Build A Classic Shaker Bench
A straightforward way to build a stunning, classic Shaker settee
Synopsis: This 6-ft.-long Shaker settee has a clean, elegant silhouette enhanced by its dramatic ebony finish. The bench has six turned legs and three stretchers, instead of the usual four and two. To improve on the classic Shaker design, Becksvoort beefed up the leg-to-seat joint using stepped tenons, which eliminates the possibility of breakage at the shoulder. The seat is shaped with a tablesaw, router, and hand tools.
Benches have a long history in Shaker meetinghouses. The Shakers made Windsor-style, spindle-back benches, but they left off the arms and the medial stretchers, producing, in my opinion, a more elegant design. Their benches were usually between 4 ft. and 6 ft. in length, but longer versions were sometimes used instead of fixed pews. I based this 6-ft. settee on one in The Book of Shaker Furniture (University of Massachusetts Press, 1980) by John Kassay, although I made some modifications.
Kassay mentions that in the original bench the leg-to-seat joint was a weak point, because the hard maple of the legs compressed the soft pine of the seat. To avoid that, I made both seat and legs from maple. To beef up the connection further, I redesigned the leg and the joint. Rather than copying the original leg’s bamboo swell—thick in the middle and thin at the top and bottom—I decided on a straight taper, thickest at the top. With a full 1-1⁄2 in. dia. at the top of the leg, I had room for a 1-in.-dia. tenon with a 1⁄4-in.-wide shoulder.

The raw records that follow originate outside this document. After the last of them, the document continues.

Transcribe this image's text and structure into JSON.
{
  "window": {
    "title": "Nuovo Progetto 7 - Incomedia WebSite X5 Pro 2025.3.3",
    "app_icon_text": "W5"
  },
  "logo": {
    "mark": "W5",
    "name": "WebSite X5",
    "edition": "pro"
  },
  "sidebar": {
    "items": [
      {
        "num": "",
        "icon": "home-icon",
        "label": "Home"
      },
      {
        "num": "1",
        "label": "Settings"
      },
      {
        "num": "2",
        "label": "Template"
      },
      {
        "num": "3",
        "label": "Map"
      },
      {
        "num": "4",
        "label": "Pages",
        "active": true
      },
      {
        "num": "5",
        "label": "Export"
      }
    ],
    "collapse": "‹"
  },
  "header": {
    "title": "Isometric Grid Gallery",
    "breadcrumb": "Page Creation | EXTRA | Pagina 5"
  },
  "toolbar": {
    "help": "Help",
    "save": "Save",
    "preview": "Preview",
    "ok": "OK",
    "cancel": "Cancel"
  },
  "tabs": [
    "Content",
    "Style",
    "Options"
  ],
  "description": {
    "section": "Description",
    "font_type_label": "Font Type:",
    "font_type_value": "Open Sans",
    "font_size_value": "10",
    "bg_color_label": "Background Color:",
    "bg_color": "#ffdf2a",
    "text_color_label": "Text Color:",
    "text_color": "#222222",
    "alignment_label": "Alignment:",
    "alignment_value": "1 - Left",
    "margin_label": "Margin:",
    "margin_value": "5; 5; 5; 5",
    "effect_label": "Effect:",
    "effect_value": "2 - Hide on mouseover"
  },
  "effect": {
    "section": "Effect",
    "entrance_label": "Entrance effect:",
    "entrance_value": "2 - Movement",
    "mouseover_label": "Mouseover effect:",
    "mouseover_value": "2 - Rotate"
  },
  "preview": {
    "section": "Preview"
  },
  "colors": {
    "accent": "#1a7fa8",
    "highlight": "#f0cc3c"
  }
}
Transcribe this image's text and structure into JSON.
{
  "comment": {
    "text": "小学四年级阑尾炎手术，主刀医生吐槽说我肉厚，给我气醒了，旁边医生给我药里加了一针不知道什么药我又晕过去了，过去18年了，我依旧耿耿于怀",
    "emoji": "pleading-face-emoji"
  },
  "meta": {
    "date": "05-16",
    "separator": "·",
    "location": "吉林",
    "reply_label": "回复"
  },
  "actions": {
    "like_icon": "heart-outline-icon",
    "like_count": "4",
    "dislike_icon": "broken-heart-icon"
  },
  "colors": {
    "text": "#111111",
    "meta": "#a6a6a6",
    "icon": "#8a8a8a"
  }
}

In place of the simple mortises in the original bench, I drilled stepped mortises. Each one has a deep hole at the center to accept the tenon and a shallower recess around it where the tenon’s shoulder lands. This joint eliminates the breakage point at the shoulder,…